*** DATA SUPPLIED Section Begins ***

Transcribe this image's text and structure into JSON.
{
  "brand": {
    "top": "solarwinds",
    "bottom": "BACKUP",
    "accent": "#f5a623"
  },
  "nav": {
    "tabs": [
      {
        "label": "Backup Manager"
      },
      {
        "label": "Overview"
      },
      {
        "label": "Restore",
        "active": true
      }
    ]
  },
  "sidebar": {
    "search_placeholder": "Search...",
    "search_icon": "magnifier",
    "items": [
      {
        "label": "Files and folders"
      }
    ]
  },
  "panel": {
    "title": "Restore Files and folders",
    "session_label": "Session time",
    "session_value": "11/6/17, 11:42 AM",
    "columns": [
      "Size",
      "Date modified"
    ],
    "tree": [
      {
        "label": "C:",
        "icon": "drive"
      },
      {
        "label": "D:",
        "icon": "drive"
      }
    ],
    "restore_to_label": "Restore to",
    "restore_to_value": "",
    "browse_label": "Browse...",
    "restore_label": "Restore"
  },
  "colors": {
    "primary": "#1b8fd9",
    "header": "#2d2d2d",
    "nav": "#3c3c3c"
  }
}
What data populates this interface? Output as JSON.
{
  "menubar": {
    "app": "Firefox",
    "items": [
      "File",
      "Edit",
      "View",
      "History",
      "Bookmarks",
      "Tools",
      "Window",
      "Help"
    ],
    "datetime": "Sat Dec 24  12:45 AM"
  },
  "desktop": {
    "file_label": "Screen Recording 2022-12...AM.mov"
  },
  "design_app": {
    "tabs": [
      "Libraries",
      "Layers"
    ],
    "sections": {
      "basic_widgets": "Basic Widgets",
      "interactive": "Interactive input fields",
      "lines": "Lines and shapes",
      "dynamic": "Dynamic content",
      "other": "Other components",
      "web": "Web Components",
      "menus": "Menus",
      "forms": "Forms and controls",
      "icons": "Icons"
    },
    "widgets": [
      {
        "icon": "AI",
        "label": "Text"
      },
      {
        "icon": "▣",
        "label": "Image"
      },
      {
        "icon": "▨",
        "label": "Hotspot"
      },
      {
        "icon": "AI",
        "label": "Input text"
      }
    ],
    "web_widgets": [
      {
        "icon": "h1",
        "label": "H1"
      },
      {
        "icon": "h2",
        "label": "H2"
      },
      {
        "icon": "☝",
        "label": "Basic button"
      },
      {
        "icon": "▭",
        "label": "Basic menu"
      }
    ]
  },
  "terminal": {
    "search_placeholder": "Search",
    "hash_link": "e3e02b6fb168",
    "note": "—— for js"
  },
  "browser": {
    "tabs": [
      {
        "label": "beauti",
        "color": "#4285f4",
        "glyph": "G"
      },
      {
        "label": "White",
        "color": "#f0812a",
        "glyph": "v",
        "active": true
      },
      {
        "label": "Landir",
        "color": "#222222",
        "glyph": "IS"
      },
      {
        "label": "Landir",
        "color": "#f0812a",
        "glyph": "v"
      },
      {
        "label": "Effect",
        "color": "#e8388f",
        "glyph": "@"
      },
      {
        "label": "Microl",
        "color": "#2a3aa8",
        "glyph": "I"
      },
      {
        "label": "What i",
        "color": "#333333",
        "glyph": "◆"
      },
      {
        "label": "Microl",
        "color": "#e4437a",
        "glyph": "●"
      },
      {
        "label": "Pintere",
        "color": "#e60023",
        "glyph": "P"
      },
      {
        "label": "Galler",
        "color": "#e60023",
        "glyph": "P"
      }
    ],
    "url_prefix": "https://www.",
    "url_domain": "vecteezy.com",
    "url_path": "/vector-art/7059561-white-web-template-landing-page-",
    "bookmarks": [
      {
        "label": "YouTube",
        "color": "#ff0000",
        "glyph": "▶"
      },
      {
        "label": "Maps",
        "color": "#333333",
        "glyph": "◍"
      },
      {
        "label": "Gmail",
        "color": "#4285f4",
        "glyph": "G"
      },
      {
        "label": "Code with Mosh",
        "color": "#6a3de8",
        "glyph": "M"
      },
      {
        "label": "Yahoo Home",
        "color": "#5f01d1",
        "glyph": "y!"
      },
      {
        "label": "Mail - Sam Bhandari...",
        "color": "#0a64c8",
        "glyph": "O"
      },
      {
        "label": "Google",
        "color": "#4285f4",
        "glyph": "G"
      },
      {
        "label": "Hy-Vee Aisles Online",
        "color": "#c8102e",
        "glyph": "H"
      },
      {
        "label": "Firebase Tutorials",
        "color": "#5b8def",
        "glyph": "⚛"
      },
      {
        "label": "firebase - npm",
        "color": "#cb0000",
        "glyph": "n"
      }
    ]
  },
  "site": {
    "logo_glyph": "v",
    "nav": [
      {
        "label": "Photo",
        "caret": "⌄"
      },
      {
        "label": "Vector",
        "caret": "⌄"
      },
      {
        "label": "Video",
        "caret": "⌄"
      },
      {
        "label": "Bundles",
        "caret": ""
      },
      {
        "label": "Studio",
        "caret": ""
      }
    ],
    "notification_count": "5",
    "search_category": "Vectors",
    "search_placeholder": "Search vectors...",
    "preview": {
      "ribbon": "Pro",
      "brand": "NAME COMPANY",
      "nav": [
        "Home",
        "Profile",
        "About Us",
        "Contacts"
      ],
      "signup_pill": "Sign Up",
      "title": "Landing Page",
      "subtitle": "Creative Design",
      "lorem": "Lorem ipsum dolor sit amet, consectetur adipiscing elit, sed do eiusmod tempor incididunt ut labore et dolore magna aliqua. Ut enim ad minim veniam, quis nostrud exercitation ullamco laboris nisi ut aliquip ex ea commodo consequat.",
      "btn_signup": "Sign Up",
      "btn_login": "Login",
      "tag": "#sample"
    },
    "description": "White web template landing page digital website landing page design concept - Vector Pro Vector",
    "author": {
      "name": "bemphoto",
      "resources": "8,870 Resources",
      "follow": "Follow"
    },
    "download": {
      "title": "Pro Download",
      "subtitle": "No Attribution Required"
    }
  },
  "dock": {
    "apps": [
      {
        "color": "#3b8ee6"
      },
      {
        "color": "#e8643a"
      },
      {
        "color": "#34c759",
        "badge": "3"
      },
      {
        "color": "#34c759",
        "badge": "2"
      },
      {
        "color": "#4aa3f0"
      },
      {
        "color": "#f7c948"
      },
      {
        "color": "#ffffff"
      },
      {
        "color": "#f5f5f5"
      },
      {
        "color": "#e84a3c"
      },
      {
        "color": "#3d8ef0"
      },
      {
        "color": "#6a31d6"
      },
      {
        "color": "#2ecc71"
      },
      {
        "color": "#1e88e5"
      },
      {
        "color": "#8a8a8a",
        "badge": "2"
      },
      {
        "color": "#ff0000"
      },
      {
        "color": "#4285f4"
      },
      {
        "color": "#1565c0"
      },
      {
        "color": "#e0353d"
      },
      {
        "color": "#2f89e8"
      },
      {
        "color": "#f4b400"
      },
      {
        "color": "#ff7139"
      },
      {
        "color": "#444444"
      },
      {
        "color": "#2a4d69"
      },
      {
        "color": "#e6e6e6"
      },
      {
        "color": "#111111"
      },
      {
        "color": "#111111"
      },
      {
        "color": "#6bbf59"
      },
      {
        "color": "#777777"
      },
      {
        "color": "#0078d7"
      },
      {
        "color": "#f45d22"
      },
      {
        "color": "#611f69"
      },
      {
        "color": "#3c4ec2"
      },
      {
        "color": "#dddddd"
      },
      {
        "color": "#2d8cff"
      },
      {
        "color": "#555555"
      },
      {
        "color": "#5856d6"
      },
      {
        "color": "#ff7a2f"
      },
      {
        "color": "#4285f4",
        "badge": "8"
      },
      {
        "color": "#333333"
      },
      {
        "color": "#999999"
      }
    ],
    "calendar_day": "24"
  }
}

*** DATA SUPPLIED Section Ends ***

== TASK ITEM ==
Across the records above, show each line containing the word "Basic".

== ANSWER SECTION ==
      "basic_widgets": "Basic Widgets",
        "label": "Basic button"
        "label": "Basic menu"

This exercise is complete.